"His second term is so much stronger," said Council President Barbara Johnson. "The leadership in the bridge collapse really showed that. His appointments have been a lot more thoughtful. He's more confident."
Rybak focus moves north
But a mayor's electoral success comes not from what happens inside City Hall, but how voters perceive the city is doing.
Though Rybak handily drubbed his DFL rival, Hennepin County Commissioner Peter McLaughlin, during his reelection bid, he trailed McLaughlin in North Side precincts.
So it's not surprising that Rybak has put the North Side at the forefront of his second-term efforts. North Siders were hurt the worst by the city's crime surge. Rybak responded to public pressure to restore cops lost to budget cuts and has buttressed their effectiveness with shot-spotting and security camera technology. He's also spent considerable time helping to devise a city response to the causes of youth violence, has gotten the police juvenile unit restarted and promoted a early-intervention curfew-truancy center at City Hall.
Rybak's North Side efforts have gone beyond fighting crime into revitalizing Broadway and the uphill battle to rebuild its housing market in the midst of hundreds of foreclosed homes.
In a city where the Green Party elects candidates, Rybak can legitimately claim to have established his credentials as an environmentalist long before other politicians. He has been driving a hybrid car since he was sworn in. He took on the Metropolitan Airports Commission over jet noise and persuaded Xcel Energy to convert its Riverside coal plant to gas next year. He regards the 2007 airport noise settlement and Riverside as two examples of his long-term work paying off.
"Some of the things he has undertaken in his second term have indicated a clear understanding of the amount of time or the amount of work it takes for good ideas to come to fruition," said North Side neighborhood leader Roberta Englund.
Perhaps the most ambitious goal set for the city in Rybak's tenure is the adoption of a set of environmental indicators. Although they range from the miles of bike lanes to the number of asthma hospitalizations, the most ambitious goals are to reduce carbon dioxide emissions and use more renewable energy.
He has also reached out to the school district more in his second term, speaking to every ninth-grader about what he packages as the Minneapolis Promise -- the idea that every kid who studies hard and graduates will get the financial support to go to college.
Parting company with friends
Rybak said one area where he's grown in the job is his willingness to be unpopular, unlike the start of his mayoralty. "I wanted very much to please everyone. I recognized through some tough bumps that leadership often means standing firmly behind what you believe in," he said.
He cites two examples: his willingness to part company with some of the activists who helped get him elected on the city's funding of neighborhoods, and his willingness to take lumps in public meetings on where affordable housing goes. "That would have been tough for me six years ago," he said.

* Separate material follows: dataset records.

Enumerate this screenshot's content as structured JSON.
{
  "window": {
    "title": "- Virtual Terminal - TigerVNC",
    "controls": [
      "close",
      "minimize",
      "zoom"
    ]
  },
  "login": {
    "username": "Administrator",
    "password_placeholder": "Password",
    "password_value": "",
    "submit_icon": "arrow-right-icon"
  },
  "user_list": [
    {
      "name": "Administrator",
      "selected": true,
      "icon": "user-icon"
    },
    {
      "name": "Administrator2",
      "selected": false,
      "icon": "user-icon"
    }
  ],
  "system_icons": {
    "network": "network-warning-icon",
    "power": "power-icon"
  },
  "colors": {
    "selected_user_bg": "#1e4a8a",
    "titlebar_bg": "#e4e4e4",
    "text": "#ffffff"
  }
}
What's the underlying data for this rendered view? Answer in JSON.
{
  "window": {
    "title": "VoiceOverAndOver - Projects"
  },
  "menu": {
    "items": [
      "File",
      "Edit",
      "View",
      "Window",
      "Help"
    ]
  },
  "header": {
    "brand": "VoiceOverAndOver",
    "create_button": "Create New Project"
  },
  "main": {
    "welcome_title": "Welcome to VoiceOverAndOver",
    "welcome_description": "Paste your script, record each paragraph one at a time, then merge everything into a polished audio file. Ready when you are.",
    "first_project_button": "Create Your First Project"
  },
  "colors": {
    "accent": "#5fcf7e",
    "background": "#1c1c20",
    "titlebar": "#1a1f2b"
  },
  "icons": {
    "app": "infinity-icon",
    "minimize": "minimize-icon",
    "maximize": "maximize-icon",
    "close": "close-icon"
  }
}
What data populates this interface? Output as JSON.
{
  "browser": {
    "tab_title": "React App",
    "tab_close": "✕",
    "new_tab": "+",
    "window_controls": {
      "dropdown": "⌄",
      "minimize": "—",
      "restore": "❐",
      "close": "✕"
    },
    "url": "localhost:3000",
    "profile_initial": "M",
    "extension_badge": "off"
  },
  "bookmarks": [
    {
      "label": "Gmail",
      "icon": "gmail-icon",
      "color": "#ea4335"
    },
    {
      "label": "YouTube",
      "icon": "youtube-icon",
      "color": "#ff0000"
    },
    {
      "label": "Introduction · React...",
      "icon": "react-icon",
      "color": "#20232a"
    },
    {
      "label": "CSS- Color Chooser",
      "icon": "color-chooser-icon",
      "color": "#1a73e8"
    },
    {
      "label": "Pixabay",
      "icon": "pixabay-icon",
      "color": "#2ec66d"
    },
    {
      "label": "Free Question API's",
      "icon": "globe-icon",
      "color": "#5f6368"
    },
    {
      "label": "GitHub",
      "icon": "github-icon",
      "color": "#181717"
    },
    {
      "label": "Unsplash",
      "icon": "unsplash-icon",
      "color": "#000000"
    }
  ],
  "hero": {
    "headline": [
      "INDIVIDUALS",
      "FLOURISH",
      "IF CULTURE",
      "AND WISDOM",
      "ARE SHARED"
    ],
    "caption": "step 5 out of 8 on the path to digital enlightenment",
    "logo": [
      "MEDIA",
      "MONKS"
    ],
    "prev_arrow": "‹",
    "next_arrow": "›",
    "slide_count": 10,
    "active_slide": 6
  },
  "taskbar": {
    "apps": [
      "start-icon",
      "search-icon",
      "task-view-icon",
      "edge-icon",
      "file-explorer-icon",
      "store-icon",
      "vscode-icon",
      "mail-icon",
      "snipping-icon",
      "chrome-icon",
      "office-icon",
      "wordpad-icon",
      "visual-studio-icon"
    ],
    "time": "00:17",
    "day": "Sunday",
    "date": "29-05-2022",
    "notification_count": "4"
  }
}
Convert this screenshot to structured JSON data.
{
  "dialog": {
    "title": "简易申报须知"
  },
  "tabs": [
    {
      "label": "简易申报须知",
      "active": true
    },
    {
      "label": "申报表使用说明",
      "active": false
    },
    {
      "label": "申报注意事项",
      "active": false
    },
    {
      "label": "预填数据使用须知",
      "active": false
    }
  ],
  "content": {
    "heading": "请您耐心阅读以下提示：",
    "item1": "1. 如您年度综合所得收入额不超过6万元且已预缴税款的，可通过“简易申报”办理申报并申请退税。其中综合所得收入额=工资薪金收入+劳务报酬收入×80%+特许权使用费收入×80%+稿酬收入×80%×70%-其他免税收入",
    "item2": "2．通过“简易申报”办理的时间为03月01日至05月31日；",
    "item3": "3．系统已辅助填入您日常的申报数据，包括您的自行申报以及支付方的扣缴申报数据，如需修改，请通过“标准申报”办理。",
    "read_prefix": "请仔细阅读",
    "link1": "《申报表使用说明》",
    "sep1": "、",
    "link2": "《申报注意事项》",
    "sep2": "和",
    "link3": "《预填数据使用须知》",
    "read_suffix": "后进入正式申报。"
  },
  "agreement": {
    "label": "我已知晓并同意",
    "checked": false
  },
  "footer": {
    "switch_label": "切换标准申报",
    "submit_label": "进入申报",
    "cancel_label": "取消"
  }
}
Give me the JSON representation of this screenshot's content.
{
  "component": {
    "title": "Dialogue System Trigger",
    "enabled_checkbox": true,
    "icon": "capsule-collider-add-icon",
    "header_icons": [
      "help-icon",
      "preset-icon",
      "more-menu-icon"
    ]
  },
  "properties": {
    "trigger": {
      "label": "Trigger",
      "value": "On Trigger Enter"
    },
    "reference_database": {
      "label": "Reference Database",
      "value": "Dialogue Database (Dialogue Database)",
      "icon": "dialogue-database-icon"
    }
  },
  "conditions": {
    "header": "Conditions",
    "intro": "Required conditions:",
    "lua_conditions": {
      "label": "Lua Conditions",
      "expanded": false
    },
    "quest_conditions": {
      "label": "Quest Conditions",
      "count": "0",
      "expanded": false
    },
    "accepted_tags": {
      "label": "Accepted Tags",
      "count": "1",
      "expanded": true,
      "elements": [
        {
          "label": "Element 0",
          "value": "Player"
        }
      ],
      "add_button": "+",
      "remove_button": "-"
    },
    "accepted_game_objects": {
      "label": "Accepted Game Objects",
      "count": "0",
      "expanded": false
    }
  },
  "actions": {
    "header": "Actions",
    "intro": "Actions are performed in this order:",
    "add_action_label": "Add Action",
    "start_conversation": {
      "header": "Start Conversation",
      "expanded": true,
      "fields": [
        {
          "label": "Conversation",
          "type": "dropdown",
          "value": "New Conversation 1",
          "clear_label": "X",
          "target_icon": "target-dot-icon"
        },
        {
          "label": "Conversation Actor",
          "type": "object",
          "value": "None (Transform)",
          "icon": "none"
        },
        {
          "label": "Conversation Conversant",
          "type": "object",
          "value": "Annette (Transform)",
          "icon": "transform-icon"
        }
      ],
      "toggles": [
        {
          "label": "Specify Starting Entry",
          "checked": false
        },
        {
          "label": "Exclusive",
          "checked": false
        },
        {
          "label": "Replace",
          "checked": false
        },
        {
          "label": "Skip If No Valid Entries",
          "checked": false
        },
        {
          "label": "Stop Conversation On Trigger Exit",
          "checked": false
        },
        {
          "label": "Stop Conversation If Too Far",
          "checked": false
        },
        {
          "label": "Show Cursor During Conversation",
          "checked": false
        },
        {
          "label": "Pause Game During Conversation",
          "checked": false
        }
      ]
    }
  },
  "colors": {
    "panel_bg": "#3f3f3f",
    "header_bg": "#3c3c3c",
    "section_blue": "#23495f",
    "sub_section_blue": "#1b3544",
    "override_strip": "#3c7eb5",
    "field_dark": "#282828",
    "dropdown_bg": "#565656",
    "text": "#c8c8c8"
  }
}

Rybak would be bucking history if he opts to run for governor. No Minneapolis politician has gone directly from local office to governor since Floyd B. Olson did so three generations ago. He said one big factor in deciding between the races is which post allows him to advance two issues he feels strongly about: transportation and youth.
Although Rybak himself put his political ambitions in play, he insists he's not tiring of City Hall: "This was never a typical job to me. This is what I wanted to do all my life. I love this job every minute."
Steve Brandt • 612-673-4438